Dataset rows describing interfaces:
——

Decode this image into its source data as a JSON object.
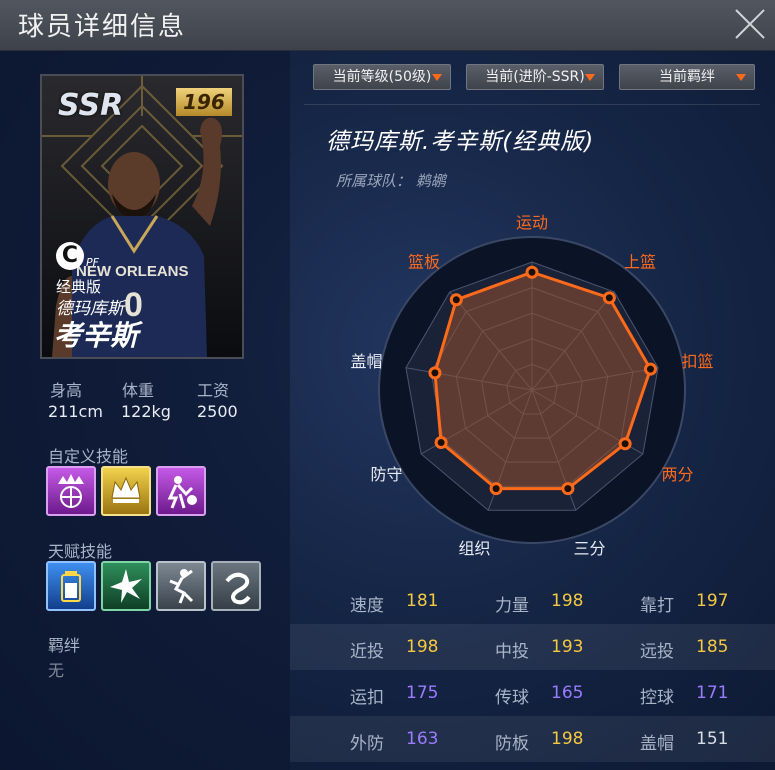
{
  "window": {
    "title": "球员详细信息"
  },
  "card": {
    "rarity": "SSR",
    "rating": "196",
    "grade": "C",
    "position": "PF",
    "edition": "经典版",
    "first_name": "德玛库斯",
    "last_name": "考辛斯",
    "jersey_text": "NEW ORLEANS",
    "jersey_number": "0"
  },
  "basic_stats": [
    {
      "label": "身高",
      "value": "211cm"
    },
    {
      "label": "体重",
      "value": "122kg"
    },
    {
      "label": "工资",
      "value": "2500"
    }
  ],
  "custom_skills_label": "自定义技能",
  "custom_skills": [
    {
      "icon": "crown-basketball-icon",
      "color": "#9b2fc0"
    },
    {
      "icon": "gold-crown-icon",
      "color": "#c9a21e"
    },
    {
      "icon": "player-dunk-icon",
      "color": "#a330c0"
    }
  ],
  "talent_skills_label": "天赋技能",
  "talent_skills": [
    {
      "icon": "battery-icon",
      "color": "#1f6ad1"
    },
    {
      "icon": "starburst-icon",
      "color": "#2a8a58"
    },
    {
      "icon": "player-jump-icon",
      "color": "#5e6a76"
    },
    {
      "icon": "swirl-icon",
      "color": "#4e5963"
    }
  ],
  "bond": {
    "label": "羁绊",
    "value": "无"
  },
  "dropdowns": [
    {
      "label": "当前等级(50级)"
    },
    {
      "label": "当前(进阶-SSR)"
    },
    {
      "label": "当前羁绊"
    }
  ],
  "player_name": "德玛库斯.考辛斯(经典版)",
  "team": "所属球队： 鹈鹕",
  "radar": {
    "axes": [
      "运动",
      "上篮",
      "扣篮",
      "两分",
      "三分",
      "组织",
      "防守",
      "盖帽",
      "篮板"
    ],
    "highlighted": [
      true,
      true,
      true,
      true,
      false,
      false,
      false,
      false,
      true
    ],
    "values": [
      0.92,
      0.94,
      0.94,
      0.84,
      0.82,
      0.82,
      0.82,
      0.77,
      0.92
    ],
    "highlight_color": "#ff6a1a",
    "normal_color": "#e8ecf4"
  },
  "attributes": [
    {
      "label": "速度",
      "value": "181",
      "color": "#f5c842"
    },
    {
      "label": "力量",
      "value": "198",
      "color": "#f5c842"
    },
    {
      "label": "靠打",
      "value": "197",
      "color": "#f5c842"
    },
    {
      "label": "近投",
      "value": "198",
      "color": "#f5c842"
    },
    {
      "label": "中投",
      "value": "193",
      "color": "#f5c842"
    },
    {
      "label": "远投",
      "value": "185",
      "color": "#f5c842"
    },
    {
      "label": "运扣",
      "value": "175",
      "color": "#9b7bff"
    },
    {
      "label": "传球",
      "value": "165",
      "color": "#9b7bff"
    },
    {
      "label": "控球",
      "value": "171",
      "color": "#9b7bff"
    },
    {
      "label": "外防",
      "value": "163",
      "color": "#9b7bff"
    },
    {
      "label": "防板",
      "value": "198",
      "color": "#f5c842"
    },
    {
      "label": "盖帽",
      "value": "151",
      "color": "#d8dde6"
    }
  ]
}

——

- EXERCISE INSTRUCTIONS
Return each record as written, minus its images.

- FINISHED TASK
Decode this image into its source data as a JSON object.
{
  "window": {
    "title": "球员详细信息"
  },
  "card": {
    "rarity": "SSR",
    "rating": "196",
    "grade": "C",
    "position": "PF",
    "edition": "经典版",
    "first_name": "德玛库斯",
    "last_name": "考辛斯",
    "jersey_text": "NEW ORLEANS",
    "jersey_number": "0"
  },
  "basic_stats": [
    {
      "label": "身高",
      "value": "211cm"
    },
    {
      "label": "体重",
      "value": "122kg"
    },
    {
      "label": "工资",
      "value": "2500"
    }
  ],
  "custom_skills_label": "自定义技能",
  "custom_skills": [
    {
      "icon": "crown-basketball-icon",
      "color": "#9b2fc0"
    },
    {
      "icon": "gold-crown-icon",
      "color": "#c9a21e"
    },
    {
      "icon": "player-dunk-icon",
      "color": "#a330c0"
    }
  ],
  "talent_skills_label": "天赋技能",
  "talent_skills": [
    {
      "icon": "battery-icon",
      "color": "#1f6ad1"
    },
    {
      "icon": "starburst-icon",
      "color": "#2a8a58"
    },
    {
      "icon": "player-jump-icon",
      "color": "#5e6a76"
    },
    {
      "icon": "swirl-icon",
      "color": "#4e5963"
    }
  ],
  "bond": {
    "label": "羁绊",
    "value": "无"
  },
  "dropdowns": [
    {
      "label": "当前等级(50级)"
    },
    {
      "label": "当前(进阶-SSR)"
    },
    {
      "label": "当前羁绊"
    }
  ],
  "player_name": "德玛库斯.考辛斯(经典版)",
  "team": "所属球队： 鹈鹕",
  "radar": {
    "axes": [
      "运动",
      "上篮",
      "扣篮",
      "两分",
      "三分",
      "组织",
      "防守",
      "盖帽",
      "篮板"
    ],
    "highlighted": [
      true,
      true,
      true,
      true,
      false,
      false,
      false,
      false,
      true
    ],
    "values": [
      0.92,
      0.94,
      0.94,
      0.84,
      0.82,
      0.82,
      0.82,
      0.77,
      0.92
    ],
    "highlight_color": "#ff6a1a",
    "normal_color": "#e8ecf4"
  },
  "attributes": [
    {
      "label": "速度",
      "value": "181",
      "color": "#f5c842"
    },
    {
      "label": "力量",
      "value": "198",
      "color": "#f5c842"
    },
    {
      "label": "靠打",
      "value": "197",
      "color": "#f5c842"
    },
    {
      "label": "近投",
      "value": "198",
      "color": "#f5c842"
    },
    {
      "label": "中投",
      "value": "193",
      "color": "#f5c842"
    },
    {
      "label": "远投",
      "value": "185",
      "color": "#f5c842"
    },
    {
      "label": "运扣",
      "value": "175",
      "color": "#9b7bff"
    },
    {
      "label": "传球",
      "value": "165",
      "color": "#9b7bff"
    },
    {
      "label": "控球",
      "value": "171",
      "color": "#9b7bff"
    },
    {
      "label": "外防",
      "value": "163",
      "color": "#9b7bff"
    },
    {
      "label": "防板",
      "value": "198",
      "color": "#f5c842"
    },
    {
      "label": "盖帽",
      "value": "151",
      "color": "#d8dde6"
    }
  ]
}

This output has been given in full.